SOURCE DATA START
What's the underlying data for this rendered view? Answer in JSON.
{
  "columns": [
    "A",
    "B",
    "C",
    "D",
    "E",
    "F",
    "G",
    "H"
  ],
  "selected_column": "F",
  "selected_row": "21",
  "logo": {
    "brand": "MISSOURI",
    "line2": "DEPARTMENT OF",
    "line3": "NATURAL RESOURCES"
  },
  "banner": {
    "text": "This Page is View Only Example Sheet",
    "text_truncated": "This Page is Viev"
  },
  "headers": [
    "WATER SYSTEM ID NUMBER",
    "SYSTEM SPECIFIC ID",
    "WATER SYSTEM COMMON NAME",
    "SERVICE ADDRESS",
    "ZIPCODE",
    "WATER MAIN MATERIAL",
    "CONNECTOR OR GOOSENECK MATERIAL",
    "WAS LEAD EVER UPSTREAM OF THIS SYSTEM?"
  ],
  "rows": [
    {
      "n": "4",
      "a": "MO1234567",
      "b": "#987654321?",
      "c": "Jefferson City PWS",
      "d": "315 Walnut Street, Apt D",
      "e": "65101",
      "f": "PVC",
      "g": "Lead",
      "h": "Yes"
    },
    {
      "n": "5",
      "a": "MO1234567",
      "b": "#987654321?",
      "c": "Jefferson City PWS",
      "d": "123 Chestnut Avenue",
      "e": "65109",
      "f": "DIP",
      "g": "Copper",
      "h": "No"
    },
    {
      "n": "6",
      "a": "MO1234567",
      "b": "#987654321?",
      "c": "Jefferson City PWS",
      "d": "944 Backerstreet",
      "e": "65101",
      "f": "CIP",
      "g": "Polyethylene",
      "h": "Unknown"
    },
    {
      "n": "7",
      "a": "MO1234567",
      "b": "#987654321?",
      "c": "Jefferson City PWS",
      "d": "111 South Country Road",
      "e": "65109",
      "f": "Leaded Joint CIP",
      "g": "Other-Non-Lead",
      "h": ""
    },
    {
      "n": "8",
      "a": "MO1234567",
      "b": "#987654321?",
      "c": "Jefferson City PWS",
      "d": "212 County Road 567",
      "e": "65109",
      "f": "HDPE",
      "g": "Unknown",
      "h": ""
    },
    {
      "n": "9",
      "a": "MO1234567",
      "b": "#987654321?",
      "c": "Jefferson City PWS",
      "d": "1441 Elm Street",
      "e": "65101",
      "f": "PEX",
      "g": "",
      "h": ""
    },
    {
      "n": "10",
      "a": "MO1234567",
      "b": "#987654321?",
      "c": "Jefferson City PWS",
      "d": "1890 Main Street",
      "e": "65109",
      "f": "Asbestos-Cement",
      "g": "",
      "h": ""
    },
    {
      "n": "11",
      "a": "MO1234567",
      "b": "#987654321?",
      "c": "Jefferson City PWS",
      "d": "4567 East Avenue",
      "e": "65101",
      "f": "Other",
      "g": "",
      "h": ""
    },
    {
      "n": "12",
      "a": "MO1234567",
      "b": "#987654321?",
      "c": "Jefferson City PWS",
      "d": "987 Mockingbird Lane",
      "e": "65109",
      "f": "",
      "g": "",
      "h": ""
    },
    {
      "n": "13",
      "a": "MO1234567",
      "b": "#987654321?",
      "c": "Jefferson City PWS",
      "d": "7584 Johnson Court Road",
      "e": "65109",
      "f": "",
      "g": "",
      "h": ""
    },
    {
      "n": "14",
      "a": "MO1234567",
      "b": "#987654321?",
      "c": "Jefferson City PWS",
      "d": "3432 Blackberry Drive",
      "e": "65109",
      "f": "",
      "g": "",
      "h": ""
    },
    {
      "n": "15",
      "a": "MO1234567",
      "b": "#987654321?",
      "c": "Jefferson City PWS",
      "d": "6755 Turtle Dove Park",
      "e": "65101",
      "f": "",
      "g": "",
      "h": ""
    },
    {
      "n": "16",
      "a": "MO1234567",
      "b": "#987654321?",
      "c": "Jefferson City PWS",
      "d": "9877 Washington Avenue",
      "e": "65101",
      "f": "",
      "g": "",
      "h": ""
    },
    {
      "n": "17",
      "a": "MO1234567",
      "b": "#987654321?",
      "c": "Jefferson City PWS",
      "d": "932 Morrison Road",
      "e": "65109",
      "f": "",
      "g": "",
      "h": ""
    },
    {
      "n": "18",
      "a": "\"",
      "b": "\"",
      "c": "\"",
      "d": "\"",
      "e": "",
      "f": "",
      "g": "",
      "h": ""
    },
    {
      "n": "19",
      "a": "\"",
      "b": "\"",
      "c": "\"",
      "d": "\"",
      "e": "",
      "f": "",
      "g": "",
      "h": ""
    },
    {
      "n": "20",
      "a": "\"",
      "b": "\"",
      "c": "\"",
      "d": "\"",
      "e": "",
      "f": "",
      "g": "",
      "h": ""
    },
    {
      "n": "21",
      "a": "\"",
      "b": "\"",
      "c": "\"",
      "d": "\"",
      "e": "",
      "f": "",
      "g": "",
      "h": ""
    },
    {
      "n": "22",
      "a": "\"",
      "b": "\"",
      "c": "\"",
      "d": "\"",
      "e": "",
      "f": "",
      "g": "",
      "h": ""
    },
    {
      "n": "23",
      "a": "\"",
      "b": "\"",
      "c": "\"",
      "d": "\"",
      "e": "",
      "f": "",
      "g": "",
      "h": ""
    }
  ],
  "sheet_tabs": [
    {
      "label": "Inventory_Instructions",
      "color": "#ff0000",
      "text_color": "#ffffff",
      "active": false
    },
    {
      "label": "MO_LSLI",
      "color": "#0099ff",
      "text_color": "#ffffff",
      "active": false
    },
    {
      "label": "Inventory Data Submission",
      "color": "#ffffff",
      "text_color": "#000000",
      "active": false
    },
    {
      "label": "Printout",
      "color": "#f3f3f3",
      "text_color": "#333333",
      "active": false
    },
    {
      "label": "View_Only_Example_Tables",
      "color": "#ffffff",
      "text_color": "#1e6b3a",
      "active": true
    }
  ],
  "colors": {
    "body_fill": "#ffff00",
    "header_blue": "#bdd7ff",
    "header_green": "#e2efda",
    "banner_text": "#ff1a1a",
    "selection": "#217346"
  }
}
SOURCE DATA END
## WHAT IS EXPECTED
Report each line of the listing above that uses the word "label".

## SOLUTION TO THIS PROBLEM
      "label": "Inventory_Instructions",
      "label": "MO_LSLI",
      "label": "Inventory Data Submission",
      "label": "Printout",
      "label": "View_Only_Example_Tables",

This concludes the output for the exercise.